- Drones are defined as any kind of remotely guided vehicle whether on land, sea or air with the main qualifier being unmanned. Regulations are in progress that would further define what is or is not a drone
- UAV’s are defined as unmanned aerial vehicle s that are remotely controlled or guided through pre-programmed software.
- UAS’s are defined as unmanned aerial systems.
There are numerous debates about which definition is technically correct. The technical name used by the maker is the most logical term to use for insurance. To be assured of coverage you want to furnish the manufactures Id or serial number similar to a motor vehicle Id no. and to update the policy if new drones are acquired. But most importantly, since you are using the drone commercially, the drone must be registered with the FAA if it weighs more than .55 lbs. and it cannot exceed more than 55 lbs. in weight. If you are not registered with the FAA you can be fined and even imprisoned.

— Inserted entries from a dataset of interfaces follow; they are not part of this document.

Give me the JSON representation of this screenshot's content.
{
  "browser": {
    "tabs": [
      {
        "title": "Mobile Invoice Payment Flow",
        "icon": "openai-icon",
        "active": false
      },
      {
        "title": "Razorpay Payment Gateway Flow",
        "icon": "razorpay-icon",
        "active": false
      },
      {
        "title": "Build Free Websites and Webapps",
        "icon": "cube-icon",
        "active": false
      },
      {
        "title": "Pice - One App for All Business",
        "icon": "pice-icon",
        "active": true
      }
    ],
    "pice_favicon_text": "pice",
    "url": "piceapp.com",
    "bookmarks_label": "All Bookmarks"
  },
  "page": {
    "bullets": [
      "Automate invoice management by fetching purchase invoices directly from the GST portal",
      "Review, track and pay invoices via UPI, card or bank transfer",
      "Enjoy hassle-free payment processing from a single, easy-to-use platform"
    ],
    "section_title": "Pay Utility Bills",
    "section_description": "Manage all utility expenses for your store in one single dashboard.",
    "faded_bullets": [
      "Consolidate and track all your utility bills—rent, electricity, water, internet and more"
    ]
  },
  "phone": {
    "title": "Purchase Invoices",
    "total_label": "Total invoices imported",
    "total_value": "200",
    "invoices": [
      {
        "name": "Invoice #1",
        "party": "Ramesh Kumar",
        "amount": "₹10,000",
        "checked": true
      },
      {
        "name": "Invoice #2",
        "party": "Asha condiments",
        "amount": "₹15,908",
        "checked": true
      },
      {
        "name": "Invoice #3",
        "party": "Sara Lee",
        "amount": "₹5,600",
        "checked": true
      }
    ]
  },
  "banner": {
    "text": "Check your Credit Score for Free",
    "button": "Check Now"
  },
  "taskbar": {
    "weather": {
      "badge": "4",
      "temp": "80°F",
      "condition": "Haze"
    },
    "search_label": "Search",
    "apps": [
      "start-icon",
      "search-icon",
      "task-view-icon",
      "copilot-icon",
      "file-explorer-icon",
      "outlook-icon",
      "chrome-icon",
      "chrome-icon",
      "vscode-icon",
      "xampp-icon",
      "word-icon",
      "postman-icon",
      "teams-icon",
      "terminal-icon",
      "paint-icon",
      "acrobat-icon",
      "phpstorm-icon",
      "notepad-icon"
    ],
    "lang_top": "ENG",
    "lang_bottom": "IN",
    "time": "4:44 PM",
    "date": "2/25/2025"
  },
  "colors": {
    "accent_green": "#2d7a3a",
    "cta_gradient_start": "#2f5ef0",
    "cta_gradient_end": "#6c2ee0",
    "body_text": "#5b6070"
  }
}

Federal Drone Registration Part 107. You must also have a FAA Commercial Remote Pilots License which became effective on 8/29/2016. Your carrier will require copies of the registration and license.
The identity of this particular tool is what is essential so that the insurance covers the repair or replacement cost of that particular item and sufficiently identifies that specific piece of equipment if damage to persons or property occurs while in use.
Next you need to define exactly what the function of the machine is and tasks you are going to be performing with the drone and equally important what liability could result from the tasks you are performing. The most important factor to a carrier boils down to what risks are assumed and what damage can be caused by the use of this tool in your business. Damage could result from crashing the drone along with injury to a person and/ or property if hit by the drone or pieces of it, in the event of an explosion or malfunction.
Home Inspectors use drones mainly to inspect roofs and chimneys because of the height, the necessary angles that need to be examined on steep roofs, and the danger of falling. The primary function of the drone for these inspections is actually aerial photography so you will need a good camera that can be remotely operated while attached or built into the drone and produce high resolution pictures. You may want a dual control model camera where a pilot mans the flying function and the inspector reviews the photos simultaneously for quality and to determine whether different shots or angles are needed. You also want to be sure the camera is covered either separately or as part of the drone insurance. In a UAS the aircraft or drone is the Platform, the Payload is the camera or sensor and the Ground Control Station is the remote pilot and the inspector, or just the inspector if he is also the pilot. You want to ensure you have coverage for all parts. Fortunately, the drone itself has a wide range of price s depending on the model you select starting at approximately $175.00and the camera may actually be the most expensive piece of equipment.
Damage to the property owner may also result if an unsafe defect on the property is not detected as part of the home inspection and later results in a loss. This type of injury is either covered by Error & Omissions or Professional Liability for the home inspector. Some insurance company such as Target Professional Programs offer Home Inspectors Insurance as a specialty insurance endorsed by ASHI that has a combined BOP package with Professional liability and Drone insurance endorsements.
Target’s General Liability insurance can limit coverage to specific types of inspections that you actually perform depending on whether they are residential, commercial, Section 8 or other types. This lowers your cost for premium. They also offer tailored optional insurance coverage, e.g. mold inspection but not termite inspection.
So if drone inspections are in your future business plans, you want to explore your insurance options thoroughly.